CW&T is the Brooklyn-based art and design practice of Che-Wei Wang & Taylor Levy. Partners in art and life, Wang and Levy run a small-scale in-house production by conceptualizing, designing, and prototyping original and unconventional products that you have never had before. Their Pen Type-A turned out to be the Kickstarter project success in 2011, becoming the 6th most funded campaign on Kickstarter with 4000 backers and even more rave reviews. Wang and Levy don’t cut corners and never compromise on quality. They make things they went for themselves, firmly believing that the most exciting, desirable, and thoughtful designs are produced for an individual. Everything this duo makes is carefully designed and manufactured to do what it needs to do and do it well, often lasting for several generations literally, like their Time Since Launch, a clock meant to launch your personal epoch, ending at 2,738 years. We talked to Che-Wei Wang and Taylor Levy about their remarkable projects, their design approach, and how they balance work and family life.
Hello Che-Wei and Taylor! Could you please tell our readers a few words about your background and how CW&T was born?
We met and started working together in grad school at Interactive Telecommunication Program (ITP) at NYU. After graduating, we rented a tiny studio space and said yes to every freelance job that came our way. We ended up writing a lot of big-screen interactive mobile software to feed ourselves. In our free time, we worked on more fulfilling creative projects. It was around the same time as the beginnings of Kickstarter; the product design category didn’t even exist. Our friends at Studio Neat egged us into launching something, and back in 2011, we launched our first project Pen Type-A.
What sets CW&T apart from other design studios in the market?
CW&T is Che-Wei and Taylor. We like to think of it as a container of sorts for the entirety of our creative practices. On the surface, we are mainly known for everyday objects, but if you dig a bit deeper, you’ll find a whole bunch of other projects, experiments, and random exercises in art and making – things that range from experimental timepieces and musical instruments to electronic sculpture and painting.
What do you hope to bring with your design?
We hope that people can be reminded that small gestures can make a big difference through our products. We hope people feel connected to us, two people who genuinely care about what we put in the world, and we hope that means something to them as they live with our work.
You base your design philosophy on the value of longevity, one of the sustainable alternatives to the throwaway society. In what ways, in your opinion, design thinking has to change to meet the needs emerging as the outcome of the ongoing climate change problems and the current global pandemic shock?

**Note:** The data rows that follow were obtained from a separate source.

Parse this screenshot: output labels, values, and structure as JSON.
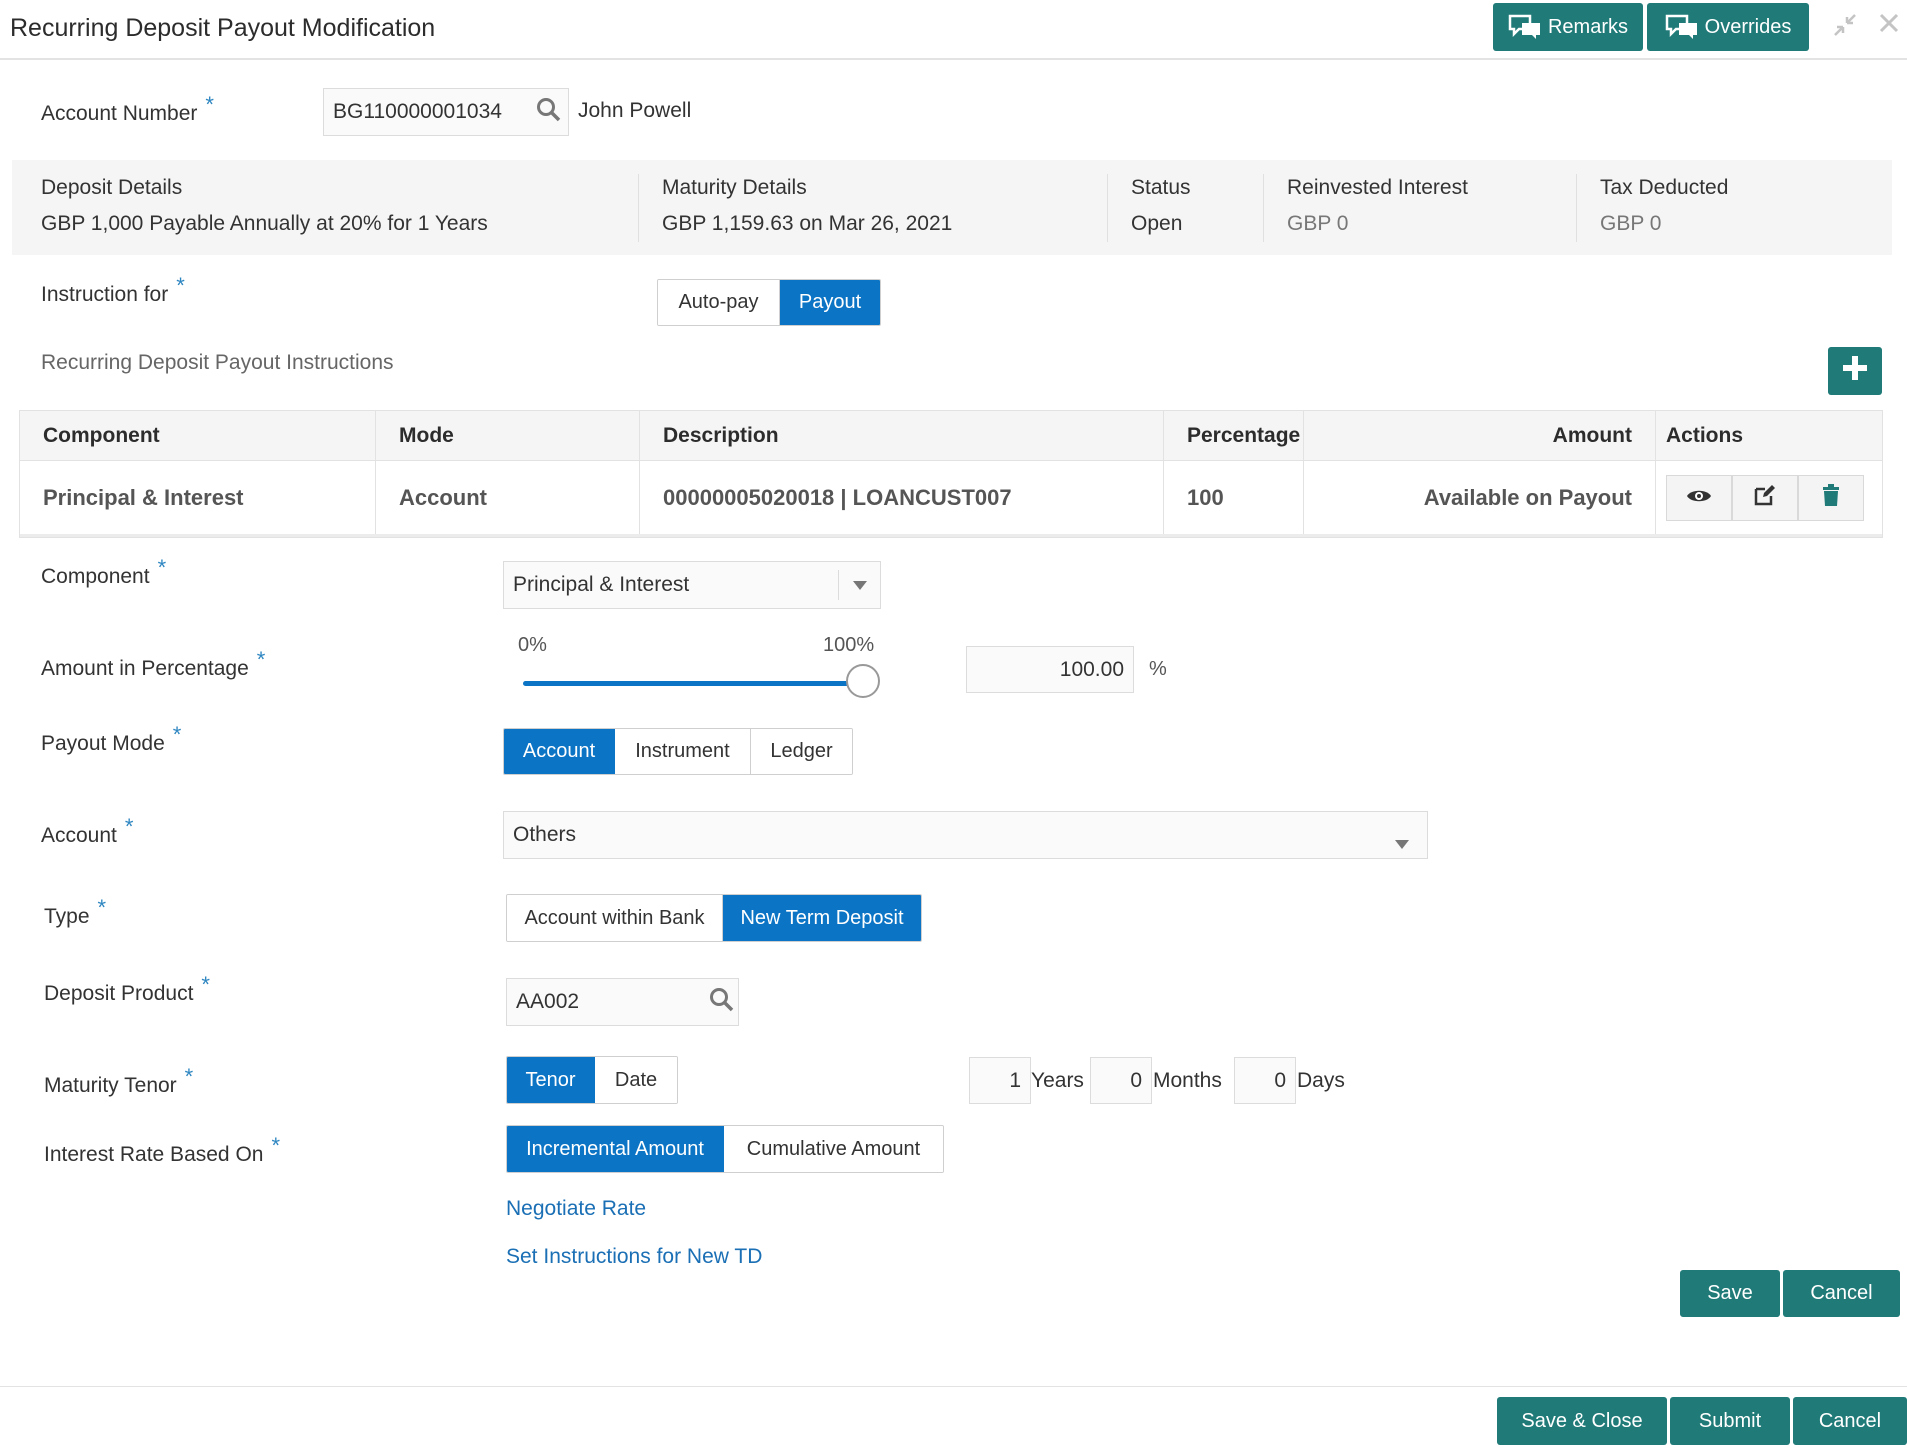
{
  "header": {
    "title": "Recurring Deposit Payout Modification",
    "remarks_label": "Remarks",
    "overrides_label": "Overrides"
  },
  "account": {
    "label": "Account Number",
    "value": "BG110000001034",
    "holder": "John Powell"
  },
  "summary": {
    "deposit_details_label": "Deposit Details",
    "deposit_details_value": "GBP 1,000 Payable Annually at 20% for 1 Years",
    "maturity_details_label": "Maturity Details",
    "maturity_details_value": "GBP 1,159.63 on Mar 26, 2021",
    "status_label": "Status",
    "status_value": "Open",
    "reinvested_interest_label": "Reinvested Interest",
    "reinvested_interest_value": "GBP 0",
    "tax_deducted_label": "Tax Deducted",
    "tax_deducted_value": "GBP 0"
  },
  "instruction_for": {
    "label": "Instruction for",
    "options": [
      "Auto-pay",
      "Payout"
    ],
    "selected": "Payout"
  },
  "instructions": {
    "section_title": "Recurring Deposit Payout Instructions",
    "columns": [
      "Component",
      "Mode",
      "Description",
      "Percentage",
      "Amount",
      "Actions"
    ],
    "rows": [
      {
        "component": "Principal & Interest",
        "mode": "Account",
        "description": "00000005020018 | LOANCUST007",
        "percentage": "100",
        "amount": "Available on Payout"
      }
    ]
  },
  "form": {
    "component_label": "Component",
    "component_value": "Principal & Interest",
    "amount_pct_label": "Amount in Percentage",
    "slider_min": "0%",
    "slider_max": "100%",
    "slider_level": 1.0,
    "amount_pct_value": "100.00",
    "pct_symbol": "%",
    "payout_mode_label": "Payout Mode",
    "payout_mode_options": [
      "Account",
      "Instrument",
      "Ledger"
    ],
    "payout_mode_selected": "Account",
    "account_label": "Account",
    "account_value": "Others",
    "type_label": "Type",
    "type_options": [
      "Account within Bank",
      "New Term Deposit"
    ],
    "type_selected": "New Term Deposit",
    "deposit_product_label": "Deposit Product",
    "deposit_product_value": "AA002",
    "maturity_tenor_label": "Maturity Tenor",
    "tenor_options": [
      "Tenor",
      "Date"
    ],
    "tenor_selected": "Tenor",
    "years_value": "1",
    "years_label": "Years",
    "months_value": "0",
    "months_label": "Months",
    "days_value": "0",
    "days_label": "Days",
    "interest_rate_label": "Interest Rate Based On",
    "interest_rate_options": [
      "Incremental Amount",
      "Cumulative Amount"
    ],
    "interest_rate_selected": "Incremental Amount",
    "negotiate_rate_link": "Negotiate Rate",
    "set_instructions_link": "Set Instructions for New TD",
    "save_label": "Save",
    "cancel_label": "Cancel"
  },
  "footer": {
    "save_close_label": "Save & Close",
    "submit_label": "Submit",
    "cancel_label": "Cancel"
  },
  "colors": {
    "teal": "#1f7a78",
    "selected_blue": "#0b74c5",
    "required_star": "#2e86c1",
    "link": "#1a6fb5"
  },
  "required_star": "*"
}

Longevity and, more specifically, thinking outside the realm of human perception of time is an important thread in our practice. This idea manifests physically through the quality of our projects, which are made to last a very long time. Through products like Time Since Launch, a timepiece meant to launch your own personal epoch, which will count up for over 2,738 years. Projects like this are the most interesting to us, where there is a strong emphasis on emotional content.
Did the pandemic force you to change and flex your business, and how?
We are a small business but also a family with two small kids at home. In many ways, we were fortunate because our entire operation (except some of our manufacturing) is based in our home. Our priority was to make sure our business just kept running. Still, we shifted a chunk of our creative energy into efforts to support pandemic-related projects like helping design Open Standard Respirator and into teaching. Staying connected through teaching and aiding in efforts to design PPE was very meaningful during a difficult time.
How do you walk the line between quality and uniqueness and being commercially viable?
We make stuff we want for ourselves, and it’s always been that way. We never compromise on quality. And we don’t really think about the uniqueness or commercial viability. If we like the thing and find it interesting enough to make, we’ll make it for ourselves and worry about the rest later.
What kind of design excites you?
Design that uses new materials or fabrication processes. Design that makes legible how a thing was made; Design that leaves you wondering, how did they make that?!
You two are partners in both work and life. How do you balance family life and CW&T?
We’d be lying if we said it was easy. Our kids are involved in and very aware of everything we are working on. Our kitchen table is riddled with prototypes and random materials. There are very few boundaries between work and life. We knew before having kids that we wanted it to be like this. It does sometimes get hard to step away from work.
What are you working on at the moment?
We have a desk clock that’s close to production, a watch that we’re still prototyping, and a time capsule that we’ve been working on for years.